Half past seven on Cliftonville Road and an armoured police Land Rover blocks off the street as the Linfield coaches finally arrive. "The police only let them bring 500 supporters," a Cliftonville fan tells me. "It's two miles from Windsor Park but they all had to meet there at 6 o'clock and they've been taken around half of Belfast to make sure they don't get here until now." Despite the precautions, the atmosphere between the two sets of supporters is significantly less hostile or menacing than at most high-profile games in England. "There's no sectarianism in Northern Ireland football nowadays," a group of Cliftonville and Linfield fans had told me before we left the city centre. "There are only a few people who still cause problems and they never go to the games anyway."

In the spirit of neutrality we split up outside the turnstiles, one of us heading for the home end while I join the Linfield fans behind the far goal.

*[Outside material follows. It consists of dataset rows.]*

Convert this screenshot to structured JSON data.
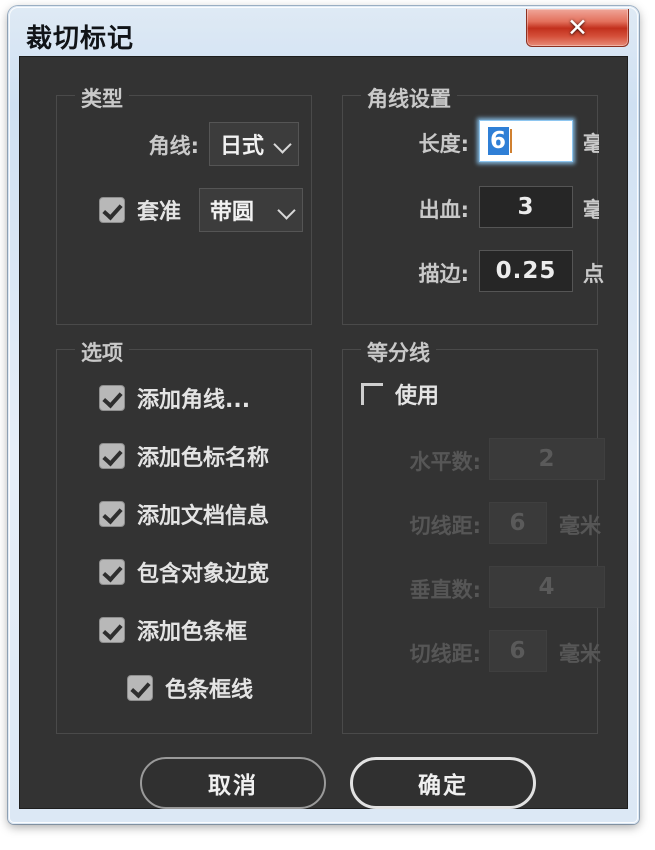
{
  "window": {
    "title": "裁切标记",
    "close_label": "✕",
    "frame_color": "#cfe0f2",
    "client_bg": "#333333",
    "close_color": "#c2301d"
  },
  "type_group": {
    "title": "类型",
    "corner_line_label": "角线:",
    "corner_line_value": "日式",
    "corner_line_options": [
      "日式"
    ],
    "registration_checkbox": {
      "label": "套准",
      "checked": true
    },
    "registration_value": "带圆",
    "registration_options": [
      "带圆"
    ]
  },
  "corner_settings_group": {
    "title": "角线设置",
    "rows": [
      {
        "label": "长度:",
        "value": "6",
        "unit": "毫米",
        "focused": true,
        "disabled": false
      },
      {
        "label": "出血:",
        "value": "3",
        "unit": "毫米",
        "focused": false,
        "disabled": false
      },
      {
        "label": "描边:",
        "value": "0.25",
        "unit": "点",
        "focused": false,
        "disabled": false
      }
    ]
  },
  "options_group": {
    "title": "选项",
    "items": [
      {
        "label": "添加角线...",
        "checked": true,
        "indented": false
      },
      {
        "label": "添加色标名称",
        "checked": true,
        "indented": false
      },
      {
        "label": "添加文档信息",
        "checked": true,
        "indented": false
      },
      {
        "label": "包含对象边宽",
        "checked": true,
        "indented": false
      },
      {
        "label": "添加色条框",
        "checked": true,
        "indented": false
      },
      {
        "label": "色条框线",
        "checked": true,
        "indented": true
      }
    ]
  },
  "divider_group": {
    "title": "等分线",
    "use_checkbox": {
      "label": "使用",
      "checked": false
    },
    "rows": [
      {
        "label": "水平数:",
        "value": "2",
        "unit": "",
        "disabled": true
      },
      {
        "label": "切线距:",
        "value": "6",
        "unit": "毫米",
        "disabled": true
      },
      {
        "label": "垂直数:",
        "value": "4",
        "unit": "",
        "disabled": true
      },
      {
        "label": "切线距:",
        "value": "6",
        "unit": "毫米",
        "disabled": true
      }
    ]
  },
  "footer": {
    "cancel_label": "取消",
    "ok_label": "确定"
  }
}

After trying one of the famous Solitude burgers (70% bread bun, 20% boiled onion and 10% something I wouldn't like to guess at), I find a seat that has a perfect view of a wire fence and a large green emergency exit sign. "The left back's brilliant," a Linfield fan starts telling me as the teams come out from the opposite stand. "He was at Leicester but he got homesick. The right back was at Forest for a while and one of our midfielders came back from Dundee United." "Is homesickness a big problem for Northern Irish players?" I ask. "Seems to be," he shrugs, "but that's good for us."

Both sides go into the game on the back of cup defeats to Glentoran, but Linfield - five points clear at the top of the league - are looking more confident in possession of the ball. An early shot's deflected just wide of goal, another hits the side netting, and a free-kick - "our most accurate in years," in the words of the fan sitting next to me - strikes the top of the bar. When the goal eventually comes, though, it's at the other end of the pitch. A disputed free-kick is headed down in front of goal and Kieran O'Connor smashes the ball past Alan Blayney. "Can you hear the Linfield sing?" two sides of the ground ask. "Poor referee, isn't he?" sighs a voice in the row behind. "Aren't they always?" someone else replies.

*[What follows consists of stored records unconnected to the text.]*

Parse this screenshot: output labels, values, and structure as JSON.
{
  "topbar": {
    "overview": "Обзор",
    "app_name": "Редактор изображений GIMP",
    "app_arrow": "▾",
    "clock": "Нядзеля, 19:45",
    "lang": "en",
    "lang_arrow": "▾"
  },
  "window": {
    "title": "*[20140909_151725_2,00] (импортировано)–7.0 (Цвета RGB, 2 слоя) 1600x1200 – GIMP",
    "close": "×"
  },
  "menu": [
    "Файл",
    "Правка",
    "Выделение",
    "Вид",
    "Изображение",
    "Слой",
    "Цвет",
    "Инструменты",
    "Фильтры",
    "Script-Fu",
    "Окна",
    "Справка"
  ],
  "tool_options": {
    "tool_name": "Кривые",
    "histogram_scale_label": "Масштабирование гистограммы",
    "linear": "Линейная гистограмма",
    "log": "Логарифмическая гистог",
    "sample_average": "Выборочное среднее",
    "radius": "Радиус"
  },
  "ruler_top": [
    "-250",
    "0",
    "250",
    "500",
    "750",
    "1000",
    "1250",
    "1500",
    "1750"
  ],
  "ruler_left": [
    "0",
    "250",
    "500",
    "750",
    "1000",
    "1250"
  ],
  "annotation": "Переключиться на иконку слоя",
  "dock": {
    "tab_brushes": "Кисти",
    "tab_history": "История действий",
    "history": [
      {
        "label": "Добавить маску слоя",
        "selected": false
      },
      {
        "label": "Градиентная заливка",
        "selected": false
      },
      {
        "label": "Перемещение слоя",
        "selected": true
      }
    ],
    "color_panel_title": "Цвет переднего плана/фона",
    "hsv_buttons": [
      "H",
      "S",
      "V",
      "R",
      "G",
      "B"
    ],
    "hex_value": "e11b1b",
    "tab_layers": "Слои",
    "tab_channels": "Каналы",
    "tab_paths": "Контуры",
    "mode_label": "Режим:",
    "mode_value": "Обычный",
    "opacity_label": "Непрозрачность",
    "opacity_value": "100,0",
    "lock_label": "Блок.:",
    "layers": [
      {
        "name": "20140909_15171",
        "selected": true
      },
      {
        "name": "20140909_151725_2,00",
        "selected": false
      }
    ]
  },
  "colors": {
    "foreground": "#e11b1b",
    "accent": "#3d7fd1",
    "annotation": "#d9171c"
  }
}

The Blues come back, equalising from a corner that smacks against an outstretched leg and trickles over the line. "That's our most accurate corner in years too," laughs my neighbour. "What do you reckon so far?" he asks at half-time. I mumble something about League 1. "We're usually a bit better than this," he says.

The second half follows the same pattern as the first. Linfield have three good chances before the home side take the lead. A stray boot connects with the side of a Cliftonville player's face and Ciaran Caldwell sends Blayney the wrong way from the spot. The Reds have a goal disallowed for offside, Linfield have a player sent off, and midway between the two John Connolly, Cliftonville's keeper, scores his side's second penalty and third goal of the night. It's all too much for some in the away end. At the final whistle one fan slams his foot into the back of an advertising hoarding four times while holding his trousers up with one hand and waving the other in the direction of the pitch. "Don't you go shaking his hand," someone shouts from the back of the stand as the players approach the referee.

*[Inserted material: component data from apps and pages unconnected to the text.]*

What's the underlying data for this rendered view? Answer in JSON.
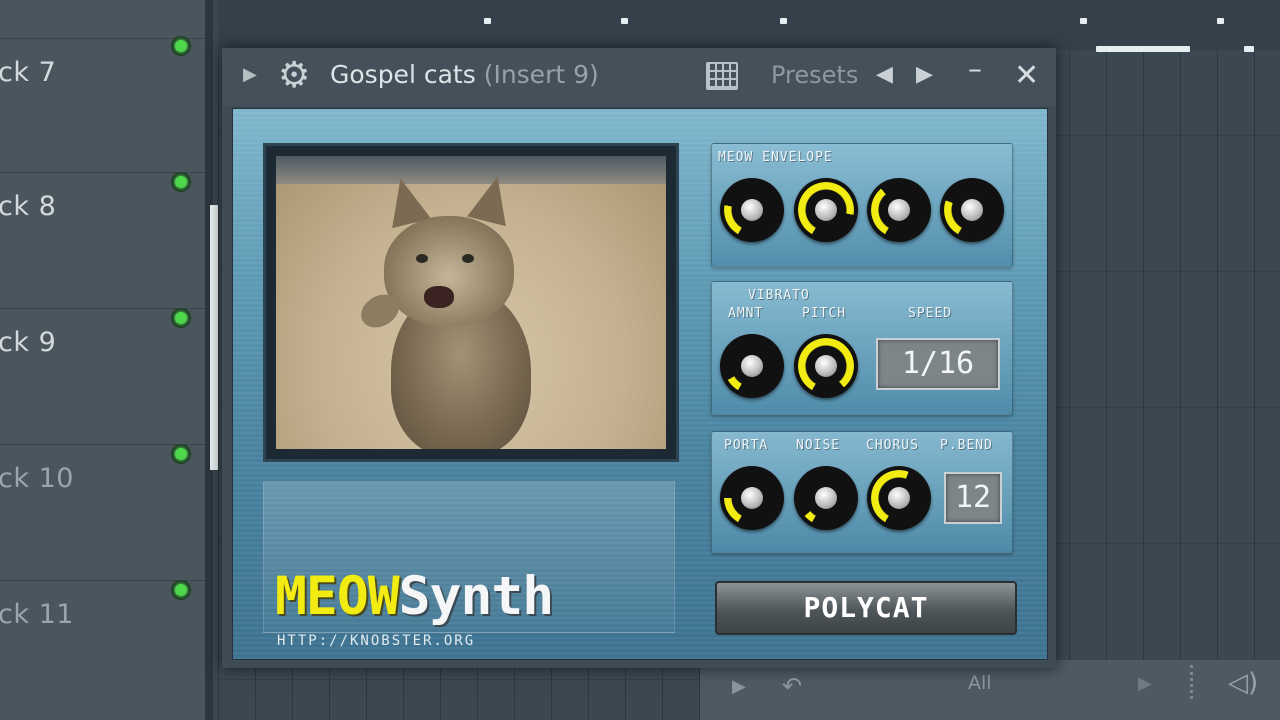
{
  "tracks": [
    {
      "label": "ck 7"
    },
    {
      "label": "ck 8"
    },
    {
      "label": "ck 9"
    },
    {
      "label": "ck 10"
    },
    {
      "label": "ck 11"
    }
  ],
  "plugin": {
    "title": "Gospel cats",
    "insert": "(Insert 9)",
    "presets_label": "Presets"
  },
  "synth": {
    "name_part1": "MEOW",
    "name_part2": "Synth",
    "url": "HTTP://KNOBSTER.ORG",
    "panels": {
      "envelope": {
        "label": "MEOW ENVELOPE"
      },
      "vibrato": {
        "group_label": "VIBRATO",
        "amnt_label": "AMNT",
        "pitch_label": "PITCH",
        "speed_label": "SPEED",
        "speed_value": "1/16"
      },
      "misc": {
        "porta_label": "PORTA",
        "noise_label": "NOISE",
        "chorus_label": "CHORUS",
        "pbend_label": "P.BEND",
        "pbend_value": "12"
      }
    },
    "polycat_label": "POLYCAT"
  },
  "bottom_bar": {
    "filter_label": "All"
  },
  "colors": {
    "knob_accent": "#f3ec12",
    "led_green": "#4cd84a",
    "logo_yellow": "#f3ec12"
  }
}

"We've been in a rut," Cliftonville chairman Gerard Lawlor says after the game, "and we're delighted because we've beaten the champions tonight." "Keep playing like that and you'll be challenging yourselves," replies Linfield's Jim Kerr. Downstairs in the social club, Cliftonville and the handful of Linfield fans who escaped being herded back on to buses mix together at the bar. "There's no problem between us, we're just football fans," someone laughs. "Besides, we both hate Glentoran more." The ribbing Linfield boss David Jeffrey receives through the window a few minutes later suggests that's not a view shared by everyone.

Admission: £10
Date: 10th December 2010